Looking back on things like this, she probably didn’t even understand what a good question she had asked. Secondly, there were other instances where this happened in my schooling. Sometimes I wanted to think through things and come up with original answers, not merely regurgitate what I had been fed, and I got penalized for it. She and I had not been getting along for most of the time while I was in her class, and I think it was over issues like this. So this was nothing new, but this incident revealed a disturbing fact to me in a way that was so obvious, I couldn’t just brush it off as a misunderstanding between us: Her approach to science was that we were supposed to accept what she said as truth. We were not supposed to think about it, or question it. The only thinking we were supposed to do was in calculating results from experiments, but a lot of that was applying the “correct” formulas. More memorization. Nevertheless, I got an “A” in her class.

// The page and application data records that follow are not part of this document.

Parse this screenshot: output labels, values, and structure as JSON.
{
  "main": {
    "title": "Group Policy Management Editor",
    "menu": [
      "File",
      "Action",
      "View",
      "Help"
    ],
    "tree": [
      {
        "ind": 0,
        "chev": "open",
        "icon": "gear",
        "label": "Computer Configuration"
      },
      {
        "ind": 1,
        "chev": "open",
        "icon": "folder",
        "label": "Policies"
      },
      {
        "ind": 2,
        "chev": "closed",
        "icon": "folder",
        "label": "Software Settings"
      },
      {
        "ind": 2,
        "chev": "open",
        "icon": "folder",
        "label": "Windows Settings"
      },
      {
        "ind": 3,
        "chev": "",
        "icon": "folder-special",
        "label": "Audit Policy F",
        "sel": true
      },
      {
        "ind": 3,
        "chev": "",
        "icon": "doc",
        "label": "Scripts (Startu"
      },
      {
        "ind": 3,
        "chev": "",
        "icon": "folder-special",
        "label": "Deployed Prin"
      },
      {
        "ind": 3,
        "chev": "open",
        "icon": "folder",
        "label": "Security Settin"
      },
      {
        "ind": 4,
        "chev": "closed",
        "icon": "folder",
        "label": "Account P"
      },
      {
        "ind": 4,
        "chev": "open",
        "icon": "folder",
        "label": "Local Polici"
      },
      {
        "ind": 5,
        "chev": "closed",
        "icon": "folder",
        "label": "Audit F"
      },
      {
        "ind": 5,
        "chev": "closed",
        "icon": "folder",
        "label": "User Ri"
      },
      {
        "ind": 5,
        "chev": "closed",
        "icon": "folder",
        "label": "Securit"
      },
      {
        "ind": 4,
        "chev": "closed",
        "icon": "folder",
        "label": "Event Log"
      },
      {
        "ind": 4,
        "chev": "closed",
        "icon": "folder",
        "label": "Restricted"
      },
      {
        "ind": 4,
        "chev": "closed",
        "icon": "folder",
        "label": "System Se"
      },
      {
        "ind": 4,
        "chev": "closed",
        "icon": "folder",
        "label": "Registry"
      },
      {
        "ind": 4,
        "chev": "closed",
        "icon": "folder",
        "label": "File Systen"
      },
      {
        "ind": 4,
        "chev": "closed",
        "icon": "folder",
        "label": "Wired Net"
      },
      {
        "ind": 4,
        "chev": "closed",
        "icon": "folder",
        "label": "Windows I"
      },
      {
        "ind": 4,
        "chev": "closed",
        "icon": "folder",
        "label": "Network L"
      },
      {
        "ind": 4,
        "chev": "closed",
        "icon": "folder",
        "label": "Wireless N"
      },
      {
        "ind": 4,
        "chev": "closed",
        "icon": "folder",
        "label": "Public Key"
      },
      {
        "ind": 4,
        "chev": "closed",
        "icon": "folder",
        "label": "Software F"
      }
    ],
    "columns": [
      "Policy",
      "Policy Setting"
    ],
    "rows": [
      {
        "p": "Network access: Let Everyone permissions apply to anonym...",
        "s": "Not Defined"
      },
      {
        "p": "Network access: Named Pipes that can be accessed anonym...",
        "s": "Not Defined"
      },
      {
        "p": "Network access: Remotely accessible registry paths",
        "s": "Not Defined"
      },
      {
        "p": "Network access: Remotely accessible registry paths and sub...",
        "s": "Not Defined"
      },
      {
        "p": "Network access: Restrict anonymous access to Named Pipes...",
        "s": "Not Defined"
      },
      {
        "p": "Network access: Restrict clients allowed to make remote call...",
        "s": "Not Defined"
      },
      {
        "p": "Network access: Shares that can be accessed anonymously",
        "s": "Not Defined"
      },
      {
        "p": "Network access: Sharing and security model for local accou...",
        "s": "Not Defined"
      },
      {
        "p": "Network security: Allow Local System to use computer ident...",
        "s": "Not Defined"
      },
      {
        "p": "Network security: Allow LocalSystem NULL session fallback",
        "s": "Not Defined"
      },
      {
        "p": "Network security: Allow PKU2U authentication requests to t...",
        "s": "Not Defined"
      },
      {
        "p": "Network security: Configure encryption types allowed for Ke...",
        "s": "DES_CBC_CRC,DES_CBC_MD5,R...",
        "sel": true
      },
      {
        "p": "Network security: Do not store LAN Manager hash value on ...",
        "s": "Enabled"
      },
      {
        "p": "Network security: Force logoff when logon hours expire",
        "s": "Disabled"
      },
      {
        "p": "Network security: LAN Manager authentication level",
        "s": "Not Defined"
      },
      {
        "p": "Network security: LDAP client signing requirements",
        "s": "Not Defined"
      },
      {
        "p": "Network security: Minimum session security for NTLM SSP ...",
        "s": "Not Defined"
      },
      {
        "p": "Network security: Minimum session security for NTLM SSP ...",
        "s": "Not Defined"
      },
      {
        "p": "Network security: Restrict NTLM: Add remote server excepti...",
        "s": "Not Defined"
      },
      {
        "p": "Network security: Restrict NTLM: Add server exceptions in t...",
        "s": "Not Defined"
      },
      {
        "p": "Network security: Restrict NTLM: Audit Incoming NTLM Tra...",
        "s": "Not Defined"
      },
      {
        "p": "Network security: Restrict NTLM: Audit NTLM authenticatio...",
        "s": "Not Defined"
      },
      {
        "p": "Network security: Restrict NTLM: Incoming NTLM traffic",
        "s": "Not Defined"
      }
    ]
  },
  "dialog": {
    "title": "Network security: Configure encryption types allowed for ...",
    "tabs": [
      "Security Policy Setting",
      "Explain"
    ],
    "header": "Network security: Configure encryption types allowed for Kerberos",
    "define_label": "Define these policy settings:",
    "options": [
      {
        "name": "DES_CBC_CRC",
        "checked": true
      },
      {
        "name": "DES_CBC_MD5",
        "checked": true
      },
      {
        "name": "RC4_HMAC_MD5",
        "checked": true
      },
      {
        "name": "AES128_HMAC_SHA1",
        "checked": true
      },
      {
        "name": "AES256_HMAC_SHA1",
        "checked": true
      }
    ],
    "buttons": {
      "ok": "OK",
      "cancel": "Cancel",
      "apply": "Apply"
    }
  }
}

Looking at this from a “mountaintop” view, I think this example shows the split between 20th century scientific thinking, and the 19th century thinking that’s been used to teach science in schools. I saw a discussion recently where Alan Kay talked about this with the No Child Left Behind policy, that for students who were developing an understanding of scientific thinking, they had to, on the one hand, gain real understanding, and on the other, remember to answer “wrongly” on the test. That summed up the experience I describe above! I’ve used my example sometimes when I’ve heard people complain about this, because I can say to them I got the same treatment when I was in my high school science classes, more than 20 years ago. As far as I’m concerned, this policy is just taking that idea of instruction, which has been around for years, to its logical conclusion. It’s now metastasized throughout the public education system, at least in the areas that are tested for proficiency, whereas in my day there were exceptions.
—Mark Miller, http://tekkie.wordpress.com